## Provided entries
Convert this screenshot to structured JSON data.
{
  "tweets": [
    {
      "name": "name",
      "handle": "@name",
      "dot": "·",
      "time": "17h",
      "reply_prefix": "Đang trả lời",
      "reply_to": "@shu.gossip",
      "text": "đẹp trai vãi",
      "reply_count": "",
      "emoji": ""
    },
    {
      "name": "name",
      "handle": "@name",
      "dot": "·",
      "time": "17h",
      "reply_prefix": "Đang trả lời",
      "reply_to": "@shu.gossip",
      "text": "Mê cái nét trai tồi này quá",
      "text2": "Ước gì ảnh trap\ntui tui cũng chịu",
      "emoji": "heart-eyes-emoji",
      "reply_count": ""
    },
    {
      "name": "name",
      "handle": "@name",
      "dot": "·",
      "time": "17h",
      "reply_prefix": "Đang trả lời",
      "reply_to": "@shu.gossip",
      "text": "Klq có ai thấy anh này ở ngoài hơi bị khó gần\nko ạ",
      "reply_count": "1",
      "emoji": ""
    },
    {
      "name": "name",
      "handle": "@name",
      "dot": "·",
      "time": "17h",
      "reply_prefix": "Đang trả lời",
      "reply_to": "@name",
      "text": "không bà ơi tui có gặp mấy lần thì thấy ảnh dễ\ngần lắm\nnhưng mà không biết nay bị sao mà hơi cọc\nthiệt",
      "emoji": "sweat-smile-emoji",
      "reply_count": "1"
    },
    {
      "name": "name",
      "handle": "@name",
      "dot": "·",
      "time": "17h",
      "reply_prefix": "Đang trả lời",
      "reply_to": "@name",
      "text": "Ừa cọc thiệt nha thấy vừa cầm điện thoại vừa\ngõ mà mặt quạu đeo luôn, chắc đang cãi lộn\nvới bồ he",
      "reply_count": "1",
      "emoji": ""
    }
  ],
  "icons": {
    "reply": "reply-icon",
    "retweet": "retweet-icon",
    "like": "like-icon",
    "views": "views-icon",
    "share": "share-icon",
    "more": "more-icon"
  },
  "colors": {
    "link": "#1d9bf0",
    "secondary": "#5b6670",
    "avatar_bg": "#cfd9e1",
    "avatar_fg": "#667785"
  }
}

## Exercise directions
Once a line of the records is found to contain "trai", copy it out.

## Answer to this problem
      "text": "đẹp trai vãi",
      "text": "Mê cái nét trai tồi này quá",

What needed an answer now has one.